PARIS • As Paris reeled in the weeks after the Nov 13 attacks, German artist Anselm Kiefer was completing an apocalyptic installation at the Centre Pompidou .
Waves of undulating sand are dotted with upright slabs of mushrooms. A rusting machine gun lays across a hospital gurney made of lead inscribed with the name of 1970s German terrorist Ulrike Meinhof.
At the rear, a huge canvas shows a ravaged, wintry forest receding into the distance.
The work, For Madame De Stael: Germany, which is part of a new Kiefer retrospective here, appears to include a pointed message about a new generation of extremists who have taken aim at Europe.
French newspapers have pointed out that the mushrooms resemble tombstones and German news media have noted that Kiefer's themes of destruction and rejuvenation resonate with a traumatised nation.
Not necessarily, said Kiefer, who has worked in France since 1992. "What happened in Paris is a really dramatic, horrible accident and they are criminals, but it is not war," he said recently.
He said the work was influenced by German romanticism, the 19th-century philosophical movement that, he said, spawned dangerous political offshoots such as Nazism and 1970s radicals such as Meinhof who yearned "to be powerful, to be someone, to be great, to have an adventure".
In person, Kiefer, dressed in a black T-shirt and dark pants, was noticeably more cheerful than the air of melancholy that surrounds his works gathered at the Pompidou.
He called for a glass of cognac as he took a break from surveying preparations for the retrospective, which museum officials said had been under discussion for 10 years.
The Pompidou retrospective, which ends on April 18, is part of a recent flurry of attention in Europe for the 70-year-old Kiefer.
A show at the National Library of France through Feb 7 displays his handmade books, some of which are sheets of lead layered with sand, ashes, hair, plants and broken glass. The Royal Academy of Art in London staged its own retrospective in 2014 and the Albertina museum in Vienna will feature more than 30 of his enormous woodcuts starting in March.
The Paris show, arranged thematically and chronologically, spreads across more than 10 rooms on the sixth floor of the Pompidou and includes almost 150 works from public and private collections. Kiefer said he made personal appeals to persuade reluctant owners to lend.
His canvases are lyrical studies of ruins, built up with layers of rubble, ash, sand, scavenged clothes and straw and dense with historical symbols such as a coiled snake associated with seraphim, the biblical angels.
In one room, 40 vitrines display arrangements of found objects such as volcanic stones, ferns and leaden objects in the shape of anatomical organs.
Another room is devoted to works that explore the kabbalah, the Jewish mystical movement involving symbols that Kiefer, who was raised as a Catholic, said had intrigued him since a visit to Israel in 1984.
Kiefer was born two months before the end of World War II in Europe, part of a generation of Germans who grew up in a climate of amnesia and guilt about the Nazi regime, but with no memory of it.

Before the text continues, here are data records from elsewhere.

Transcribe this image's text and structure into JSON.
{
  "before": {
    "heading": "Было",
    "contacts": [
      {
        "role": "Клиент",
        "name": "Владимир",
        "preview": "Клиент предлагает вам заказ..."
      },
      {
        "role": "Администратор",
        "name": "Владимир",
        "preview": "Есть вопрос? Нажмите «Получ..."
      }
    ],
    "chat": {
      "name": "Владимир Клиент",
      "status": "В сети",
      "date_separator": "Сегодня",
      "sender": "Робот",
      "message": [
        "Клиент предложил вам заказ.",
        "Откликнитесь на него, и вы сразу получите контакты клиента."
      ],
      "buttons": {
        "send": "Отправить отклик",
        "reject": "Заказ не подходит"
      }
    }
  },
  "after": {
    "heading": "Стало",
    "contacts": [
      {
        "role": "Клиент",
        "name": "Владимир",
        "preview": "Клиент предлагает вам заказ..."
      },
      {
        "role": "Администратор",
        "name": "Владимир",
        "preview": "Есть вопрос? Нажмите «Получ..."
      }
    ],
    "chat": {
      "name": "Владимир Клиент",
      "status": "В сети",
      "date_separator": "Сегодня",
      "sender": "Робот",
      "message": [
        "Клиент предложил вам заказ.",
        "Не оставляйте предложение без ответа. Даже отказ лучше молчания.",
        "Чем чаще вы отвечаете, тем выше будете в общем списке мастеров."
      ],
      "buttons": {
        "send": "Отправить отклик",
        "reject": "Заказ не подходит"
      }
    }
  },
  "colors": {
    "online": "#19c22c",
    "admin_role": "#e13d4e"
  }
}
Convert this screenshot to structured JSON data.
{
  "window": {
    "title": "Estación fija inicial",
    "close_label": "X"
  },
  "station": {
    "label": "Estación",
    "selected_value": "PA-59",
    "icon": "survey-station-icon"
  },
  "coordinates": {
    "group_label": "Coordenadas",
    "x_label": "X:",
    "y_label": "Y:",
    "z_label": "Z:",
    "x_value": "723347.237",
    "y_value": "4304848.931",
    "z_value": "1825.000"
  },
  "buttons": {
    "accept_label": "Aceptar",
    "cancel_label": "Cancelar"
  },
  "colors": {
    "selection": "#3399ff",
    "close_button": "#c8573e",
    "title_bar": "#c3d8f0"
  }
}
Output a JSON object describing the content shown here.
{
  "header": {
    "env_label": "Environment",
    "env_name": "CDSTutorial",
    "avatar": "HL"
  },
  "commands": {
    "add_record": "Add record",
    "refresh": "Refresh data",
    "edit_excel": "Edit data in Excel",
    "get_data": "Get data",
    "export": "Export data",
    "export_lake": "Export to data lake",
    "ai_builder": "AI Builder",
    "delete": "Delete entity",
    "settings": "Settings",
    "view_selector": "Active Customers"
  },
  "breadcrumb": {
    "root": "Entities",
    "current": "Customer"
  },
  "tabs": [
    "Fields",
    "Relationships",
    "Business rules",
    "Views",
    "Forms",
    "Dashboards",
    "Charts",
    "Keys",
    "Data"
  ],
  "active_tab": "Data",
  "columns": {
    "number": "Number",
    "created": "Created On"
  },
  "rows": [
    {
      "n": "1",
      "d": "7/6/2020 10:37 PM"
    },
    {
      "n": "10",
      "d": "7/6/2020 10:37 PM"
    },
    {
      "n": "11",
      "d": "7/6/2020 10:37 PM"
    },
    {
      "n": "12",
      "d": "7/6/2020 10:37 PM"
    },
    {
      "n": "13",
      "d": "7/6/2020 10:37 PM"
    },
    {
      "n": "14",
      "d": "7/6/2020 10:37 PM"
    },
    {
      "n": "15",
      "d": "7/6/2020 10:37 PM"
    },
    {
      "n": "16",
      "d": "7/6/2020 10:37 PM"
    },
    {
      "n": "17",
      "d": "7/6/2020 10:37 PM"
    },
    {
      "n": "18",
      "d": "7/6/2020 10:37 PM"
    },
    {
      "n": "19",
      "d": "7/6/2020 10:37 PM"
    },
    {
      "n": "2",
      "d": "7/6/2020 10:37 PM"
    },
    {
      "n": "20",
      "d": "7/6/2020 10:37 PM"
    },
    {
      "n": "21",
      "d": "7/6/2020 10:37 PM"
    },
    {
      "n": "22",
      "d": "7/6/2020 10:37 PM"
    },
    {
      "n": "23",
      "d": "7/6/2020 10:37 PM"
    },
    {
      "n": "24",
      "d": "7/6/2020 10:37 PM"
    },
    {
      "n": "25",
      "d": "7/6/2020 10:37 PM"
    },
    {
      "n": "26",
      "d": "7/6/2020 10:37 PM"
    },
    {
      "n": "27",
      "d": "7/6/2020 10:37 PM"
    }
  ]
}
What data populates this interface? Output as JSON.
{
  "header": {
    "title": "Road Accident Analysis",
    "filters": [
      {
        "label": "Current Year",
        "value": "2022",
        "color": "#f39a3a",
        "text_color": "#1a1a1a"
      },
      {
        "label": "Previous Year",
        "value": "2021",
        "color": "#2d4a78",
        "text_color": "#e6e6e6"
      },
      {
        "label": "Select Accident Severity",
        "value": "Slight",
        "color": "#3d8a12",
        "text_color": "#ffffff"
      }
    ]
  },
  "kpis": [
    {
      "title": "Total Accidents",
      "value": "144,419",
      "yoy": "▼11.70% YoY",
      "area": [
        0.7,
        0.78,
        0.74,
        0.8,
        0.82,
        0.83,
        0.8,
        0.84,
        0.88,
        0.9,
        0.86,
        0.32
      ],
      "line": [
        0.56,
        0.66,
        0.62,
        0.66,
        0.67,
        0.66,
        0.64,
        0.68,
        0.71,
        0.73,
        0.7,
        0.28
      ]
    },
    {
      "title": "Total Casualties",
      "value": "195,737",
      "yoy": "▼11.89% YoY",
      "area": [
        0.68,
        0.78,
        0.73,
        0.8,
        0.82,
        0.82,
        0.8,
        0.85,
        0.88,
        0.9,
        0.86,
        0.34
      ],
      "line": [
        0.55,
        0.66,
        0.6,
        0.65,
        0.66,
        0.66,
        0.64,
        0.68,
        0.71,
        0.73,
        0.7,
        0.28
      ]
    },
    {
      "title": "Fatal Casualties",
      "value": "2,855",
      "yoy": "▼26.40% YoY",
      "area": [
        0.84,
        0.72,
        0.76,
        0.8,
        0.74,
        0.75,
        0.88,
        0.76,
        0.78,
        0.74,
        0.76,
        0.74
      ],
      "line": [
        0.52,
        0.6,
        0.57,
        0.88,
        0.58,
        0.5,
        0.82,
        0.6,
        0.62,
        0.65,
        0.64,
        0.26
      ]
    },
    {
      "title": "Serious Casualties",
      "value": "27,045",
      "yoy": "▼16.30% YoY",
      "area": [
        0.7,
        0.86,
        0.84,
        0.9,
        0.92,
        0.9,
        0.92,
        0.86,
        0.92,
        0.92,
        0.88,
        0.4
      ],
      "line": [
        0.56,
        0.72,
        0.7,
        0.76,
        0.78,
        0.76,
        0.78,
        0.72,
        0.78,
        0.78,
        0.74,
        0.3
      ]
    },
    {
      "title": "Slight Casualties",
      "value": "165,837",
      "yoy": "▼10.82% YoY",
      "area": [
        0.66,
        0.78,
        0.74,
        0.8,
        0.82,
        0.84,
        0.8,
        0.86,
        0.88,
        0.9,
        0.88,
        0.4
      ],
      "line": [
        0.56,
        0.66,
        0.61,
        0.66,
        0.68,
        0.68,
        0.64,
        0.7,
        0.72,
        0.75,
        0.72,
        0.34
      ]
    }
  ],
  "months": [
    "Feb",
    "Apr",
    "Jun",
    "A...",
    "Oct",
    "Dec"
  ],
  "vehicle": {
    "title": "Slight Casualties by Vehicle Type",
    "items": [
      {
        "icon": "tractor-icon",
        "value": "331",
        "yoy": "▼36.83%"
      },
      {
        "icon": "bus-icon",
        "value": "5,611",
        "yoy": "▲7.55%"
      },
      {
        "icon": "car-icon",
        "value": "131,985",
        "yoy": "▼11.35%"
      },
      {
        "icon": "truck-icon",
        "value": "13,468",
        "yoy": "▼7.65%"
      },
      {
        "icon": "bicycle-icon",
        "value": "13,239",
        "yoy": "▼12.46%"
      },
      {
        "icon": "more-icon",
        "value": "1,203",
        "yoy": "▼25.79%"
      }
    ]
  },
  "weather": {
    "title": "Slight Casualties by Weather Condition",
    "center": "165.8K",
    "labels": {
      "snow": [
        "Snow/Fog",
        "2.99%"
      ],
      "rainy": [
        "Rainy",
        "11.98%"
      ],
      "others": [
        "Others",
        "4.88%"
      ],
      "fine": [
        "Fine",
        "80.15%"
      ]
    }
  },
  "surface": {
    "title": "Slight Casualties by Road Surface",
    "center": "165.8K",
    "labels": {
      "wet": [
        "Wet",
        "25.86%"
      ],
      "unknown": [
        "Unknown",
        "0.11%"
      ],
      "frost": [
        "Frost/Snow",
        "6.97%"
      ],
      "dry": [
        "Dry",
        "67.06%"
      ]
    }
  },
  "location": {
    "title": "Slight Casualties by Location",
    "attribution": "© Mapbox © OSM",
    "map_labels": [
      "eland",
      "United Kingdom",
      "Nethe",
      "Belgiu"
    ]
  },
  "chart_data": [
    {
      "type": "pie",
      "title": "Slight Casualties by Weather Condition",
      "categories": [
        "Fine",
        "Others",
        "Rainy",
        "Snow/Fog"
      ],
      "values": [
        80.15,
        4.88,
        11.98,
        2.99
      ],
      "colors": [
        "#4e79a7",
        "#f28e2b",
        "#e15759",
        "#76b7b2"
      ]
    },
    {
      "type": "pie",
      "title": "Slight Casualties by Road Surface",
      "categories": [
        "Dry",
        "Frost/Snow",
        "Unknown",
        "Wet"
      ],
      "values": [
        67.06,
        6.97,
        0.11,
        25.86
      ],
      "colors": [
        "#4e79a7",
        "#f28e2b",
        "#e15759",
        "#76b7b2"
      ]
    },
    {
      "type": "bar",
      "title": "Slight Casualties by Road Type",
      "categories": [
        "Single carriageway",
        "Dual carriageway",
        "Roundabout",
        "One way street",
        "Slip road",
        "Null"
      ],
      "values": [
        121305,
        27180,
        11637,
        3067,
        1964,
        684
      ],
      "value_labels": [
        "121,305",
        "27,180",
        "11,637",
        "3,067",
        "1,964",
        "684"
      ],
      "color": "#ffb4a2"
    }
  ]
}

His reception in Germany, where his work has plumbed uncomfortable truths about the country's history, has been considerably chillier than in the rest of Europe and overseas.
Even after the retrospectives in London and now in Paris, he said he considered a similar show in Germany to be unlikely.
"I will not do one very soon," he said. "They don't like me. You know, I had a big success in London, but in Germany, they think I am not modest enough and small enough.
"I still have time, perhaps in 10 or 15 years," he added.
Critics of Kiefer have cited his tendencies towards grandiosity and inscrutability.
Taking stock of his exhibitions abroad, German newspaper Die Welt observed, "Only we in this country still have not quite understood what he has to proclaim."
Matthew Biro, an art history professor at the University of Michigan and author of two books on Kiefer, said the shows demonstrated the artist's relevance.
Biro said much of the criticism of Kiefer was "because he was going his own way".
He added: "Now the art world is moving back to much more engagement with history and politics, which is something he has been doing a long time."
NEW YORK TIMES